Information provided -

------

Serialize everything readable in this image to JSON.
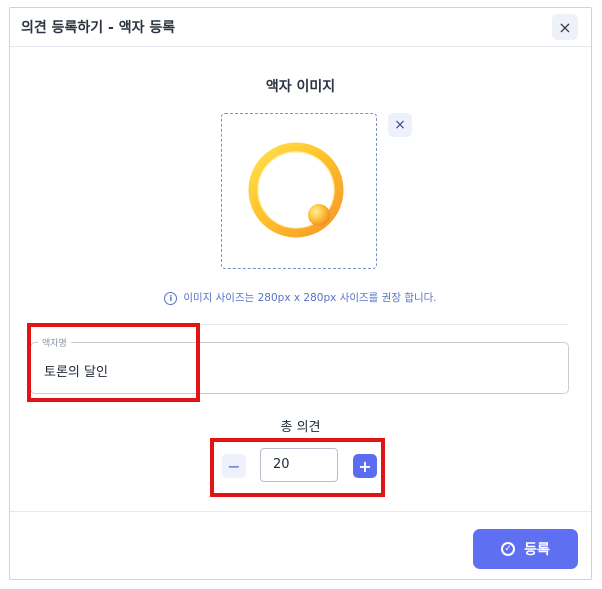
{
  "dialog": {
    "title": "의견 등록하기 - 액자 등록",
    "close_icon": "×"
  },
  "image_section": {
    "title": "액자 이미지",
    "remove_icon": "×",
    "hint_icon": "i",
    "hint": "이미지 사이즈는 280px x 280px 사이즈를 권장 합니다."
  },
  "name_field": {
    "label": "액자명",
    "value": "토론의 달인"
  },
  "count": {
    "label": "총 의견",
    "value": "20",
    "minus": "−",
    "plus": "+"
  },
  "footer": {
    "submit_label": "등록",
    "check_icon": "✓"
  },
  "colors": {
    "accent": "#5f6ff2",
    "highlight": "#e11414",
    "hint": "#5872c8"
  }
}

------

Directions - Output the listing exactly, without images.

Solution to this task -
Serialize everything readable in this image to JSON.
{
  "dialog": {
    "title": "의견 등록하기 - 액자 등록",
    "close_icon": "×"
  },
  "image_section": {
    "title": "액자 이미지",
    "remove_icon": "×",
    "hint_icon": "i",
    "hint": "이미지 사이즈는 280px x 280px 사이즈를 권장 합니다."
  },
  "name_field": {
    "label": "액자명",
    "value": "토론의 달인"
  },
  "count": {
    "label": "총 의견",
    "value": "20",
    "minus": "−",
    "plus": "+"
  },
  "footer": {
    "submit_label": "등록",
    "check_icon": "✓"
  },
  "colors": {
    "accent": "#5f6ff2",
    "highlight": "#e11414",
    "hint": "#5872c8"
  }
}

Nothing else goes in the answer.